The scene in this neighborhood in Washington D.C. on November 4th, 2008, is cast against the image of a nation which is also in transition. But in transition, it seems, in the opposite direction. Already the falling bricks of its foundation are visible, piling up in the form of defaulted loans, market failures and tremendous strategic challenges, from Iraq and Afghanistan to North Korea and Pakistan.
Its status within the international system is blighted. The BRICs countries (Brazil, Russia, India and China), as Goldman Sachs identified and on which it currently relies for its solvency, are fast approaching Americas economic stature and are soon to overtake it. Americas economy is in a free-fall, economists are clueless as to its cure. The bailout plan engineered to save the system on which much of Americas economy might rest, has already been issued its own bailout. In its post-mortem, AIG, the largest international insurer and the eye around which the economic storm revolves, has already shown it to be in worse condition than originally thought. The economys foundation is fast becoming a pile of bricks.
Economic problems beget foreign policy problems. As countless historians have shown, where ones economy goes so too does its influence in trade and military affairs. While one war has reached a stasis, another rages on. Russia, Iran and Pakistan remain intransigent strategic challenges to the international system. Climate change, healthcare and social security, normally big-ticket issues, have already been put on the backburner. And if polls are any indication, the administration which President-elect Obama will pick up after is among the most failed in recent American history. The United States, then, is in transition.
Community organizers take over when politicians and administrations fail. In 2005, when Hurricane Katrina left thousands displaced and stranded, community organizers helped coordinate, communicate and rebuild. Community organizers offer alternatives to intractable political treaties, such as Kyoto, that have failed to create global consensus and action. The mantra think globally, act locally is born of a community organizing ethos and poses practical steps forward in its focus on grassroots acti
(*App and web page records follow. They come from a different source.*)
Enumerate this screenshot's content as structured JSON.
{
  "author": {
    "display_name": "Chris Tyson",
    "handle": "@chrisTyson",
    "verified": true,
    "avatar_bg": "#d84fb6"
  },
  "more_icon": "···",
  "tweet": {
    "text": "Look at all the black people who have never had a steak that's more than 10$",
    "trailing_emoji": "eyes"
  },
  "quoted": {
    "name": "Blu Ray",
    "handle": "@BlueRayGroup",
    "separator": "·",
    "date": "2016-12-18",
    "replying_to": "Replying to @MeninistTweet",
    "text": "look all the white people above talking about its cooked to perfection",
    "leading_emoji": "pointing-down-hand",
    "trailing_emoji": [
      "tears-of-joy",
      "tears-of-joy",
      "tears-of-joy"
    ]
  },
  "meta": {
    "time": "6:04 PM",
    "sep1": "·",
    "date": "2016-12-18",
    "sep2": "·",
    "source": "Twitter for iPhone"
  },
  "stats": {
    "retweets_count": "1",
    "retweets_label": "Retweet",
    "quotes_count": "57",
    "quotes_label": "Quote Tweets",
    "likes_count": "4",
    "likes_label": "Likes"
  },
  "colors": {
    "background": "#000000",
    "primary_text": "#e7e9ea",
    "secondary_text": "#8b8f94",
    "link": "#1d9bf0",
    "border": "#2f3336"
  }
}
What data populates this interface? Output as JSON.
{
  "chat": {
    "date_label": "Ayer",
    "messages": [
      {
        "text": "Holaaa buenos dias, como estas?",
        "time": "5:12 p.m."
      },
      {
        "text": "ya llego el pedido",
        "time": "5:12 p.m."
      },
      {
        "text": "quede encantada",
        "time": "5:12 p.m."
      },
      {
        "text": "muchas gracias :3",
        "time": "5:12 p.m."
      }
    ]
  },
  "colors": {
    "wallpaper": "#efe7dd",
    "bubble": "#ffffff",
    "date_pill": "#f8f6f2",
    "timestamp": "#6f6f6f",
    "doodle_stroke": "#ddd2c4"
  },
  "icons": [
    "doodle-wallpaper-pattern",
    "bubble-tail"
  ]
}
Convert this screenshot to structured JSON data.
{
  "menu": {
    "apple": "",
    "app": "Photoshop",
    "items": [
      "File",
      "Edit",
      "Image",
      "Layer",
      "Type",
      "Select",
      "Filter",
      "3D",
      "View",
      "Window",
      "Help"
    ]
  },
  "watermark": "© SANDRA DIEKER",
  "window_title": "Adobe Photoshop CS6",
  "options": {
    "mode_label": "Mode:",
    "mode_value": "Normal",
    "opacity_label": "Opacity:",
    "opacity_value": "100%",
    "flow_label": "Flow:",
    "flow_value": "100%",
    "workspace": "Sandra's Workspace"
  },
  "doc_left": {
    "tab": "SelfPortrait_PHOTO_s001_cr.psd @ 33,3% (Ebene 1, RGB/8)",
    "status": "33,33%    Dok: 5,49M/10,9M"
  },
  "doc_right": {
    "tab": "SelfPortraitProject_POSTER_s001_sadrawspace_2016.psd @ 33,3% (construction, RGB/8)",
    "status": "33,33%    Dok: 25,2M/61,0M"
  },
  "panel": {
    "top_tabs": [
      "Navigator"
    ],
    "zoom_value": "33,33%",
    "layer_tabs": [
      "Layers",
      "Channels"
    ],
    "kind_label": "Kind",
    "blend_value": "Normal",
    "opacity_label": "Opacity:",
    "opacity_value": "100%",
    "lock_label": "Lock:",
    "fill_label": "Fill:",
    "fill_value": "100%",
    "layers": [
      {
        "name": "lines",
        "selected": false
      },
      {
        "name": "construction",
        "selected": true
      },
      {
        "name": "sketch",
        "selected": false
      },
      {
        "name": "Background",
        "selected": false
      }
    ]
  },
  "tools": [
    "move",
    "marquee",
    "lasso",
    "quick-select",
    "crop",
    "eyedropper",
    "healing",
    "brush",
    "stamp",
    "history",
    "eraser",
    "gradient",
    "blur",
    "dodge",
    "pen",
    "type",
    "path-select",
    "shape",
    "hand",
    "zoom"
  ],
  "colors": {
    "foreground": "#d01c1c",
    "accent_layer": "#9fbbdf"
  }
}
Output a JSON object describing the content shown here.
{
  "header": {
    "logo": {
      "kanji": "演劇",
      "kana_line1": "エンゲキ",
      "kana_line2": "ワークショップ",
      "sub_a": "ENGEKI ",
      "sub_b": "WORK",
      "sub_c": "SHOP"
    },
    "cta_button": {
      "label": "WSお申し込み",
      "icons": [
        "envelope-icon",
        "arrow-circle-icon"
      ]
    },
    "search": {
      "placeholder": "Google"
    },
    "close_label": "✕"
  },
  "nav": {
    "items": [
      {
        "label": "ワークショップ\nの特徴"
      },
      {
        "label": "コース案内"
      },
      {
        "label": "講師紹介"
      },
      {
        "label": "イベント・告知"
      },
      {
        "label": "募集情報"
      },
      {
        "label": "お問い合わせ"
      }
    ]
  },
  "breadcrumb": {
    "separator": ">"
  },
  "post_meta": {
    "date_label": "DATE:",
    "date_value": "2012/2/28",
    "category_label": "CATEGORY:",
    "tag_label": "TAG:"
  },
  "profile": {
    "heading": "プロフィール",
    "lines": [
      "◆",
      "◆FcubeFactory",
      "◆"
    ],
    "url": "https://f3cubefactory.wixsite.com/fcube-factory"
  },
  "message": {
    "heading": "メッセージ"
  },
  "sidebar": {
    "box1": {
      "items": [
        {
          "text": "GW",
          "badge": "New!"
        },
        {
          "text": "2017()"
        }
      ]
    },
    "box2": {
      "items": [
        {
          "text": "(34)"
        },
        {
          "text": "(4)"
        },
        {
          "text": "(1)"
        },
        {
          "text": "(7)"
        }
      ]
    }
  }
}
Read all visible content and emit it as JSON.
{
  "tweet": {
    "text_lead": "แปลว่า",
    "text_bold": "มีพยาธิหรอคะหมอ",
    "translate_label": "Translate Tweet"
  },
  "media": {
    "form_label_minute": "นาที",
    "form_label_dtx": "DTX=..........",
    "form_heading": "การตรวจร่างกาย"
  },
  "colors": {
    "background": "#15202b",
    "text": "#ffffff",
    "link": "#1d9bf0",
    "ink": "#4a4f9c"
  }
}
on. Faith-based outreach groups, which are essential outgrowths of community organizing projects, help to drain the swamp of want and need that breads violence and insecurity.
Barack Obama speaks positively of his community organizing days, The best education I ever had, better than anything I got at Harvard Law School. And his wife, now First Lady-in-waiting, Michele Obama, thinks him more a community organizer than politician, [H]es a community activist exploring the viability of politics to make change. President-elect Obama will have to draw deeply on his community organizing days and act progressively to ensure the transition is a good one for the United States in order for it to once again show itself to be a flourishing community in a neighborhood of nations.
The writer was Deputy Field Organizer for Barack Obamas presidential campaign in Alexandria.